Let’s Start at the Very Beginning: How to Be a Psycadvocate®!

We have trained hundreds of psychologists and psychology students to meet with policymakers on Capitol Hill and advocate on behalf of the discipline of psychology. To stay informed of when the best time is to weigh in on policy issues impacting psychology, you can join our Federal Action Network and send your own message to your congressional delegation on a range of science, education or public interest issues. Don’t know where to start? A Psychologist’s Guide to Federal Advocacy is a valuable resource that provides an overview of the legislative process, APA’s federal advocacy efforts and how you can get involved.

Video courtesy of APA’s Science Science Directorate 

You can learn more about the federal legislative process and how APA works to pursue our advocacy goals through the PsycAdvocate® training modules, which were designed to provide psychologists and psychology students/trainees the skills to become effective public policy advocates at the federal, state and local level.

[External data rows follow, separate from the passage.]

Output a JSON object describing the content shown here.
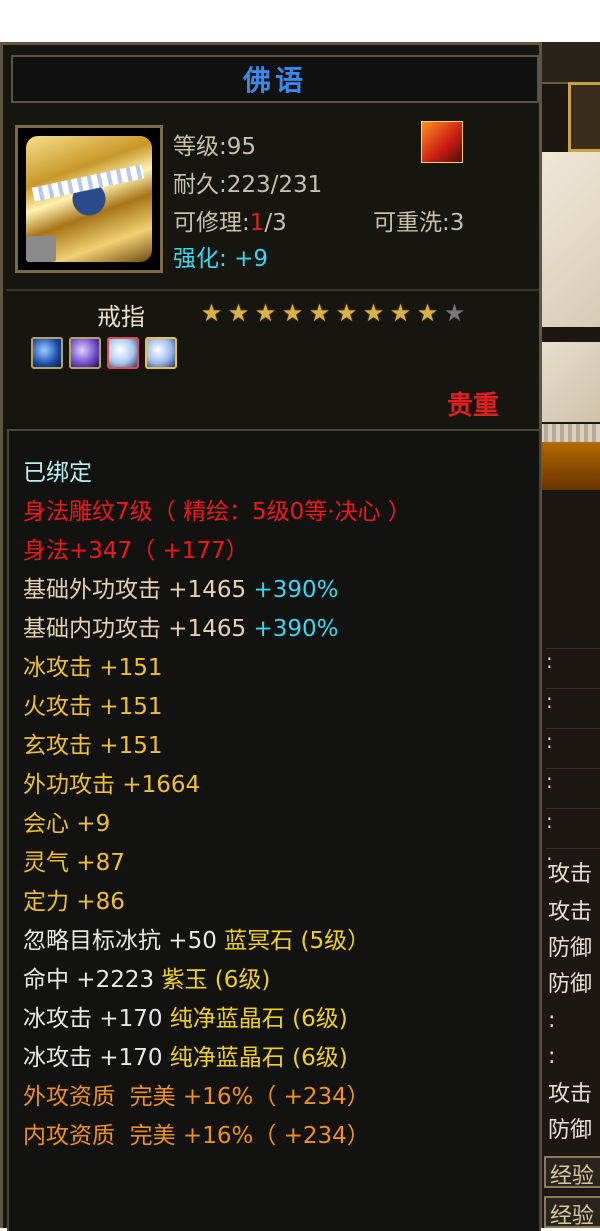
{
  "item": {
    "name": "佛语",
    "level_label": "等级:95",
    "durability_prefix": "耐久:",
    "durability_value": "223/231",
    "repair_prefix": "可修理:",
    "repair_used": "1",
    "repair_total": "/3",
    "rewash": "可重洗:3",
    "enhance_label": "强化:",
    "enhance_value": "+9",
    "type": "戒指",
    "stars_filled": 9,
    "stars_total": 10,
    "rarity": "贵重"
  },
  "attributes": {
    "bound": "已绑定",
    "engrave": "身法雕纹7级（ 精绘：5级0等·决心 ）",
    "agility": "身法+347（ +177）",
    "outer_base_label": "基础外功攻击 +1465",
    "outer_base_pct": "+390%",
    "inner_base_label": "基础内功攻击 +1465",
    "inner_base_pct": "+390%",
    "ice_attack": "冰攻击 +151",
    "fire_attack": "火攻击 +151",
    "mystic_attack": "玄攻击 +151",
    "outer_attack": "外功攻击 +1664",
    "crit": "会心 +9",
    "spirit": "灵气 +87",
    "focus": "定力 +86",
    "gem1_stat": "忽略目标冰抗 +50",
    "gem1_name": "蓝冥石 (5级）",
    "gem2_stat": "命中 +2223",
    "gem2_name": "紫玉 (6级)",
    "gem3_stat": "冰攻击 +170",
    "gem3_name": "纯净蓝晶石 (6级)",
    "gem4_stat": "冰攻击 +170",
    "gem4_name": "纯净蓝晶石 (6级)",
    "quality_outer": "外攻资质  完美 +16%（ +234）",
    "quality_inner": "内攻资质  完美 +16%（ +234）"
  },
  "background": {
    "rows": [
      ":",
      ":",
      ":",
      ":",
      ":",
      ":"
    ],
    "labels": [
      "攻击",
      "攻击",
      "防御",
      "防御"
    ],
    "colons": [
      ":",
      ":"
    ],
    "labels2": [
      "攻击",
      "防御"
    ],
    "buttons": [
      "经验",
      "经验"
    ]
  }
}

Module one begins with an introduction to advocacy and includes an overview of the APA Government Relations Offices, how APA determines its federal legislative and policy priorities, and how psychologists and psychology students can get involved.

Module two provides a review of the structure of the U.S. federal government and explains the responsibilities of each of the three separate governing bodies: the executive, the legislative and the judicial branches of government.

Module three focuses on the federal legislative process, including the authorizing and the budget and appropriations processes. This module also discusses the regulatory process and provides tips and tools to locate federal legislation, laws and regulations.

Module four presents the essential elements needed for any successful legislative strategy. It also identifies factors that can motivate legislators and how the psychology community can use these to best inform and influence the legislative process.

The module concludes with tips for communicating effectively with policymakers. Module five, the last in the series, provides an overview of the role of advocacy at the state and local levels, as well as a discussion of the importance and value of participating in political activities.

About the Author

Karen Studwell, JD
Karen is the Associate Executive Director of Government Relations for the Education Directorate. Prior to joining the Education Directorate, she worked for 12 years in the APA Science Directorate as a Senior Legislative & Federal Affairs Officer. Karen leads APA’s federal advocacy agenda for graduate psychology education and training, focusing primarily on expanding federal support for programs within the Health Resources and Services Administration. She has been recognized for her work by both APA, receiving the APA Employee Service Award in 2004, and the Society for Personality and Social Psychology, which honored her with the Distinguished Service on Behalf of Social-Personality Psychology Award. Karen received her bachelor’s degree in business administration from Ohio University and her law degree from Seattle University.